### WHAT YOU WILL DO
Your answer must be the records, copied with no change.
═════ RECORDS TO USE ═════
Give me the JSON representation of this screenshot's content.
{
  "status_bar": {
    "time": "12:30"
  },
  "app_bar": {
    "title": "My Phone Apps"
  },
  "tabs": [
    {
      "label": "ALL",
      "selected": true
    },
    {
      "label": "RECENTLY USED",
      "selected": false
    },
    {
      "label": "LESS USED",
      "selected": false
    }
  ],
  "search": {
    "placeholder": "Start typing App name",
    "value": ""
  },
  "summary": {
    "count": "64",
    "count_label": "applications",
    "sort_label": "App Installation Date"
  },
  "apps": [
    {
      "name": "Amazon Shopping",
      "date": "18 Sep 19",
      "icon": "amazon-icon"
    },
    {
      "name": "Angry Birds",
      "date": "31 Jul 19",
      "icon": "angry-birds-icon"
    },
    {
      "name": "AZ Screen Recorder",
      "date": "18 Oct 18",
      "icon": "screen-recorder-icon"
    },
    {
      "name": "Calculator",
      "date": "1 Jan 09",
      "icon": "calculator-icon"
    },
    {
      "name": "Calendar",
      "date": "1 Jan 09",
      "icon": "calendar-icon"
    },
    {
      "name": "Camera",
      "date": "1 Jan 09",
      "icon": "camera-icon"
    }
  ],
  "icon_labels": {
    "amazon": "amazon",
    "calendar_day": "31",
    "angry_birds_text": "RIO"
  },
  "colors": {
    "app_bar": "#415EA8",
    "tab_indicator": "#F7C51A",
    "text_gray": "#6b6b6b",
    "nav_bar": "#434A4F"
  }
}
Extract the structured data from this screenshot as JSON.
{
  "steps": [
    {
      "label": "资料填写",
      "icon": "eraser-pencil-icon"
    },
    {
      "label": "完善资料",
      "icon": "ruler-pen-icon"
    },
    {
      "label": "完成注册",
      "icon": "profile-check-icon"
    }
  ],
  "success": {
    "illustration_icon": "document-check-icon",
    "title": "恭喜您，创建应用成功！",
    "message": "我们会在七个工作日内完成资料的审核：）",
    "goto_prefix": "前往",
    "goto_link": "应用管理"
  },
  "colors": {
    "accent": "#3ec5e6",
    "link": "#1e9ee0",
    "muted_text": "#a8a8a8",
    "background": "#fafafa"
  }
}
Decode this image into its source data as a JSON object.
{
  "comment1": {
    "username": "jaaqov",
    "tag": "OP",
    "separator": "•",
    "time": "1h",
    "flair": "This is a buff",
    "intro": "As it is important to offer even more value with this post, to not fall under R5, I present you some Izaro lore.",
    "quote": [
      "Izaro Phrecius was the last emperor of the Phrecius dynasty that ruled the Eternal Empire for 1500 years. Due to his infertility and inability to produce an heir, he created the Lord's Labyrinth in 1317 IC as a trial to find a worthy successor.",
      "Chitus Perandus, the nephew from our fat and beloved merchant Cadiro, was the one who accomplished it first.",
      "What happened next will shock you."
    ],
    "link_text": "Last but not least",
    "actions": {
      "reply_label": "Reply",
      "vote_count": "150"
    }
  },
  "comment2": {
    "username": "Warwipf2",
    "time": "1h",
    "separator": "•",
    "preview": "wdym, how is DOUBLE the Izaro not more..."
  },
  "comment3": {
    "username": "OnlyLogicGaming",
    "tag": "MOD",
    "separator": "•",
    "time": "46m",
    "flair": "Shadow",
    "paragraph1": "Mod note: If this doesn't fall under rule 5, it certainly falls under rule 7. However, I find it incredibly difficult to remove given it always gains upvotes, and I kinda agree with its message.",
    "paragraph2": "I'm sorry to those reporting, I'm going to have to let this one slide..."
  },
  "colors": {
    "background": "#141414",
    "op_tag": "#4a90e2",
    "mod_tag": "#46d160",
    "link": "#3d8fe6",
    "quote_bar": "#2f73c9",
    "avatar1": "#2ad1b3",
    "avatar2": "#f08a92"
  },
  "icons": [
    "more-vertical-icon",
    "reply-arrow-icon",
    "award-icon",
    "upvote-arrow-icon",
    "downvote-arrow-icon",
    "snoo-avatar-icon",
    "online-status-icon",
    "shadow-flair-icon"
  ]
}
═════
### ANSWER FOR THIS EXERCISE
Give me the JSON representation of this screenshot's content.
{
  "status_bar": {
    "time": "12:30"
  },
  "app_bar": {
    "title": "My Phone Apps"
  },
  "tabs": [
    {
      "label": "ALL",
      "selected": true
    },
    {
      "label": "RECENTLY USED",
      "selected": false
    },
    {
      "label": "LESS USED",
      "selected": false
    }
  ],
  "search": {
    "placeholder": "Start typing App name",
    "value": ""
  },
  "summary": {
    "count": "64",
    "count_label": "applications",
    "sort_label": "App Installation Date"
  },
  "apps": [
    {
      "name": "Amazon Shopping",
      "date": "18 Sep 19",
      "icon": "amazon-icon"
    },
    {
      "name": "Angry Birds",
      "date": "31 Jul 19",
      "icon": "angry-birds-icon"
    },
    {
      "name": "AZ Screen Recorder",
      "date": "18 Oct 18",
      "icon": "screen-recorder-icon"
    },
    {
      "name": "Calculator",
      "date": "1 Jan 09",
      "icon": "calculator-icon"
    },
    {
      "name": "Calendar",
      "date": "1 Jan 09",
      "icon": "calendar-icon"
    },
    {
      "name": "Camera",
      "date": "1 Jan 09",
      "icon": "camera-icon"
    }
  ],
  "icon_labels": {
    "amazon": "amazon",
    "calendar_day": "31",
    "angry_birds_text": "RIO"
  },
  "colors": {
    "app_bar": "#415EA8",
    "tab_indicator": "#F7C51A",
    "text_gray": "#6b6b6b",
    "nav_bar": "#434A4F"
  }
}
Extract the structured data from this screenshot as JSON.
{
  "steps": [
    {
      "label": "资料填写",
      "icon": "eraser-pencil-icon"
    },
    {
      "label": "完善资料",
      "icon": "ruler-pen-icon"
    },
    {
      "label": "完成注册",
      "icon": "profile-check-icon"
    }
  ],
  "success": {
    "illustration_icon": "document-check-icon",
    "title": "恭喜您，创建应用成功！",
    "message": "我们会在七个工作日内完成资料的审核：）",
    "goto_prefix": "前往",
    "goto_link": "应用管理"
  },
  "colors": {
    "accent": "#3ec5e6",
    "link": "#1e9ee0",
    "muted_text": "#a8a8a8",
    "background": "#fafafa"
  }
}
Decode this image into its source data as a JSON object.
{
  "comment1": {
    "username": "jaaqov",
    "tag": "OP",
    "separator": "•",
    "time": "1h",
    "flair": "This is a buff",
    "intro": "As it is important to offer even more value with this post, to not fall under R5, I present you some Izaro lore.",
    "quote": [
      "Izaro Phrecius was the last emperor of the Phrecius dynasty that ruled the Eternal Empire for 1500 years. Due to his infertility and inability to produce an heir, he created the Lord's Labyrinth in 1317 IC as a trial to find a worthy successor.",
      "Chitus Perandus, the nephew from our fat and beloved merchant Cadiro, was the one who accomplished it first.",
      "What happened next will shock you."
    ],
    "link_text": "Last but not least",
    "actions": {
      "reply_label": "Reply",
      "vote_count": "150"
    }
  },
  "comment2": {
    "username": "Warwipf2",
    "time": "1h",
    "separator": "•",
    "preview": "wdym, how is DOUBLE the Izaro not more..."
  },
  "comment3": {
    "username": "OnlyLogicGaming",
    "tag": "MOD",
    "separator": "•",
    "time": "46m",
    "flair": "Shadow",
    "paragraph1": "Mod note: If this doesn't fall under rule 5, it certainly falls under rule 7. However, I find it incredibly difficult to remove given it always gains upvotes, and I kinda agree with its message.",
    "paragraph2": "I'm sorry to those reporting, I'm going to have to let this one slide..."
  },
  "colors": {
    "background": "#141414",
    "op_tag": "#4a90e2",
    "mod_tag": "#46d160",
    "link": "#3d8fe6",
    "quote_bar": "#2f73c9",
    "avatar1": "#2ad1b3",
    "avatar2": "#f08a92"
  },
  "icons": [
    "more-vertical-icon",
    "reply-arrow-icon",
    "award-icon",
    "upvote-arrow-icon",
    "downvote-arrow-icon",
    "snoo-avatar-icon",
    "online-status-icon",
    "shadow-flair-icon"
  ]
}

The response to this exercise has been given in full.